Greg Smith’s 17-year love affair with China, its people, and its art began with an unconventional tourist trip in 2004. The adventure for the art gallery owner and his wife began with popular destinations like Beijing and Shanghai, then veered into an excursion through “Wild China,” a travel program in conjunction with Harvard University that took the pair to extraordinary remote locales from the modern city of Kunming to mountains bordering Vietnam. Along the way, they discovered more than stunning sights.

“I tried to absorb the culture and energy of China, but at the time I was so occupied with Russian non-conformist, forbidden art (art produced in the former Soviet Union from 1953 to 1986) and American artists that I was not really in tune with Chinese Contemporary Art (CCA),” Smith reflected. He explained that after President Richard Nixon began America’s reopening to China in 1972, a gradual movement of non-conformist, optimistic art had flourished into a full-blown western friendly movement within China.

After being granted a pre-installation viewing of an auction at Sotheby’s Auction House in New York the following year, Smith began collecting CCA and returned to China, seeking top artists who were interested in creating first class print editions.

“I would travel to a city or visit an artist’s enclave by taking a car well outside the ring roads and come to an artist’s studio down long dirt roads in barely breathable air in the freezing cold under perpetually grey skies to enter a studio constructed of cinderblock and a corrugated metal roof, and perhaps a wild dog or two, and enter to see a $4 million dollar painting on the wall,” he said, still marveling at the experience. “The art that emerged in the late ‘80s and carried through to the new millennium was nothing short of awesome.”

The list of his encounters reads like a who’s who of notable Chinese artists, including Huang Yan, Sui Jianguo, Feng Zhengjie, Yang Qian, Liu Ruowang, the Gao Brothers, Guo Wei, and probably best known to Americans, award-winning artist and activist Ai WeiWei, who Smith calls “one of the sharpest people I’ve ever met.” The experience stood in contrast to China’s Communist government a constant presence, especially since Smith’s pre-art collector background was law and political science.

Cellini Spread

“The Chinese artists I visited were all gentlemen and women whose work was uniformly highly creative and executed with highly polished techniques as their training was from the best schools.”

“They achieved international fame and exposure through intellectual excellence, bold creativity, and engaging personalities, and achieved stardom for their incisive minds and attention to meaning and technique in their work, as well as their personal courage.”

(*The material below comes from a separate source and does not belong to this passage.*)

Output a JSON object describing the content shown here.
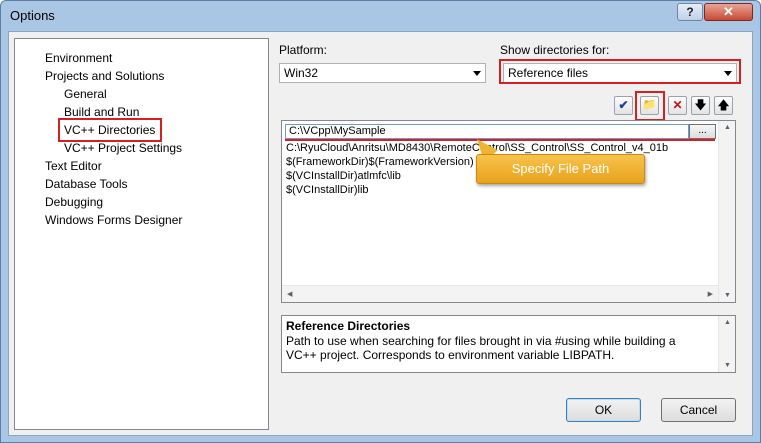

For Smith, “ e Good China” developed in similar circumstances to what occurred in Russia in the ‘80s, when artists were heavily influenced by three things: exposure to the West, models for technique and success inspired by the Soviet non-conformists, and economic opportunity.

“I don’t have to love the Chinese Communist Party,” he said. “I believe the art from this period will be extremely historically significant. I pray I can return soon to a country whose people I grew to love, but whose leadership needs to admit its wrongs, find a way to compensate the world, and find the courage to change.”

Today Smith is arguably the most prolific publisher of CCA editions in America, an achievement of which he is rightly proud, but he sees a larger purpose to being a conduit between China and art lovers and collectors worldwide.

“I see art as a bridge between cultures, ideas, and human respect for universal values, and the aspirations of everyone from any country I’ve met,” he said. “Artists create art whose characteristics speak volumes about these matters, either consciously and purposefully, or unconsciously. All great art achieves this through the response of the viewer through their lens of personal experience, understanding of art history, emotional symmetry, or some other intellectual construct. That is what makes art great. The language is international, but the essence of it all is universal humanity.”

Portions of Smith’s collection may be viewed by appointment by emailing
93 Passaic Avenue, Florham Park / 917.763.2005